5. "Chicago" (2002): After winning the Academy Award for Best Picture and generating $170 million in ticket sales, Rob Marshall's razzle-dazzler was credited for officially reinvigorating the movie musical. And it kind of did. Arriving in the same year as "Moulin Rouge" and the pop culture phenomenon that is perhaps chiefly responsible for America's renewed interest in show-stopping numbers -- that would be "American Idol" -- "Chicago" paved the way for more song-and-dancers to come. Take a look at the list of the top money-making musicals in history. Granted, it's not adjusted for inflation. But still, it's notable that half of them were released during the '00s.
6. "Pirates of the Caribbean: The Curse of the Black Pearl" (2003): Before it was released, most critics could barely contain their disdain for a movie based on a Disney amusement park ride. But then something weird happened, and that weird thing was Johnny Depp. His loopy performance won over audiences, helped this high-seas adventure amass $305 million, guaranteed the creation of "Pirates" sequels and finally made him a genuine box office star. Oh, and it inspired a countless array of Capt. Jack Sparrow costumes, which we'll all be seeing every Halloween from now until the end of time.
7. "The Passion of the Christ" (2004): Mel Gibson's brutal depiction of the crucifixion stunned Hollywood observers, sparking tons of cultural debate and a box office haul of $370 million. But perhaps more importantly, it demonstrated that unconventional modes of movie marketing -- like spreading the word by reaching out to niche groups, in this case avid churchgoers -- could be more effective than old-fashioned billboards and TV ads.
8. "Fahrenheit 9/11" (2004): The documentary form enjoyed a renaissance in the oughts.

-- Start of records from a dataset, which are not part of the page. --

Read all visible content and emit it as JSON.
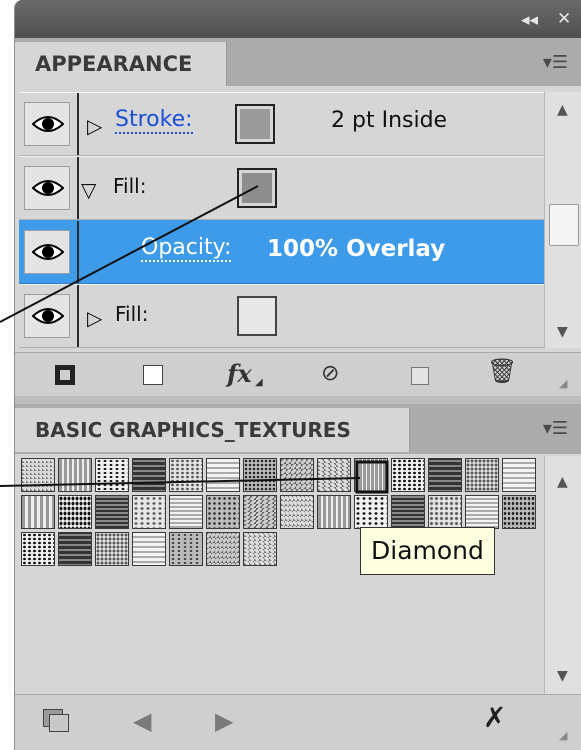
{
  "window_controls": {
    "collapse": "◂◂",
    "close": "✕"
  },
  "appearance": {
    "tab": "APPEARANCE",
    "rows": [
      {
        "label": "Stroke:",
        "value": "2 pt  Inside",
        "swatch_color": "#9a9a9a"
      },
      {
        "label": "Fill:",
        "swatch_color": "#8e8e8e"
      },
      {
        "label": "Opacity:",
        "value": "100% Overlay"
      },
      {
        "label": "Fill:",
        "swatch_color": "#e8e8e8"
      }
    ],
    "toolbar_icons": [
      "add-new-stroke-icon",
      "add-new-fill-icon",
      "fx-icon",
      "clear-appearance-icon",
      "duplicate-item-icon",
      "delete-item-icon"
    ],
    "fx_label": "fx"
  },
  "library": {
    "tab": "BASIC GRAPHICS_TEXTURES",
    "tooltip": "Diamond",
    "swatch_count": 35,
    "toolbar_icons": [
      "swatch-libraries-menu-icon",
      "previous-library-icon",
      "next-library-icon",
      "remove-swatch-icon"
    ]
  },
  "colors": {
    "highlight": "#3d9be9",
    "link": "#1a4fd6",
    "panel": "#d6d6d6",
    "tab_bar": "#ababab"
  }
}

No matter what you think of his politics, Michael Moore undeniably played a key role in making that happen, with films like "Bowling for Columbine," "Sicko" and, most of all, this George W. Bush firebomb that became the only documentary in history to criticize a sitting president and make more than $100 million in the process. "Fahrenheit" was a significant moment for non-fiction filmmaking and in American culture, proof that movies really do have the power to give voice to political frustration.
9. "The 40-Year-Old Virgin" (2005): Comedies about arrested adolescent males had already established their appeal two years earlier with "Old School." But the dual summertime success of "Wedding Crashers" and this movie made sure that immature thirty-somethings would become recurring characters for the rest of the decade and beyond. Why put "Virgin" on this list and not "Crashers," which actually brought in more dollars? Because the story of Steve Carell's unintentionally celibate electronics store employee passed the $100 million barrier with no above-the-marquee movie stars and established the filmmaker who would become the king of the Juvenile Adult Genre: Judd Apatow.
10. "The Dark Knight" (2008): In the beginning of the decade, "Spider-Man" was the comic-book movie to which all others in the genre were compared. Then Christopher Nolan's moody, incendiary, technically impressive film came along and set a new bar. No one doubted that "The Dark Knight" would be a hit. But few thought a movie with such twisted themes could land right behind "Titanic" and a notch ahead of "Star Wars" on the list of all-time top-grossing movies. An unforgettable Joker (played by the late Heath Ledger) proved otherwise.